A storm surge is a coastal flood or tsunami-like phenomenon of rising water commonly associated with low pressure weather systems, the severity of which is affected by the shallowness and orientation of the water body relative to storm path, and the timing of tides.
A tsunami, also known as a seismic sea wave, is a series of waves in a water body caused by the displacement of a large volume of water, generally in an ocean or a large lake.
Tides are the rise and fall of sea levels caused by the combined effects of the gravitational forces exerted by the Moon and the Sun and the rotation of the Earth.
A storm is any disturbed state of an environment or astronomical body's atmosphere especially affecting its surface, and strongly implying severe weather.
Florida's Gov. Rick Scott: The Storm's Here. Now Leave! | NBC News by NBC News
Most casualties during tropical cyclones occur as the result of storm surges.
A tropical cyclone is a rapidly rotating storm system characterized by a low-pressure center, a closed low-level atmospheric circulation, strong winds, and a spiral arrangement of thunderstorms that produce heavy rain.
In meteorology, a cyclone is a large scale air mass that rotates around a strong center of low atmospheric pressure.
Storm Surge Explained in 3D by The Weather Channel

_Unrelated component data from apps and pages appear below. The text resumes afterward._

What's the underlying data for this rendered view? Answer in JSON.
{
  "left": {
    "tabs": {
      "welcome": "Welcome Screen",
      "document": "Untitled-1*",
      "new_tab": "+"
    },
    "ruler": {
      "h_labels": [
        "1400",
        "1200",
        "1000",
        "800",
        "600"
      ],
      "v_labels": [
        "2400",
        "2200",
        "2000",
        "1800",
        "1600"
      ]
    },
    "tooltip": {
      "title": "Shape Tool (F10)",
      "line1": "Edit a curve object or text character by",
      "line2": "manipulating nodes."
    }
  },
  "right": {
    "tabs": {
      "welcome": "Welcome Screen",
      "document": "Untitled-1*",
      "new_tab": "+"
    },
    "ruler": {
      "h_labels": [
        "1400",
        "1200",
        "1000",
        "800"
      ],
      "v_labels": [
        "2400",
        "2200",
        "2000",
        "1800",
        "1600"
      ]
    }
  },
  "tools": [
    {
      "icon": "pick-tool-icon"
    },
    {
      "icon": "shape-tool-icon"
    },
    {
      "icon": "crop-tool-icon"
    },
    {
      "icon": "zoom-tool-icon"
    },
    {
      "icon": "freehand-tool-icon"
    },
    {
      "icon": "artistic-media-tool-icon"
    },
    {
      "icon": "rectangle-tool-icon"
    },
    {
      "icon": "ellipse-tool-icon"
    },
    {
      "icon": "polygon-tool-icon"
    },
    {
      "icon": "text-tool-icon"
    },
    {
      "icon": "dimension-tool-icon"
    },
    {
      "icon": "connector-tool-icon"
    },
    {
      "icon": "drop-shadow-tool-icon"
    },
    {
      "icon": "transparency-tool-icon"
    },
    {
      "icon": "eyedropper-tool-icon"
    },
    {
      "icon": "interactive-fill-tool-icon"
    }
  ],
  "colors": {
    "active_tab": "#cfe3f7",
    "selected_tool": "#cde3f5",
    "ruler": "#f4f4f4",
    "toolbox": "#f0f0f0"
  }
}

The two main meteorological factors contributing to a storm surge are a long fetch of winds spiraling inward toward the storm, and a low-pressure-induced dome of water drawn up under and trailing the storm's center.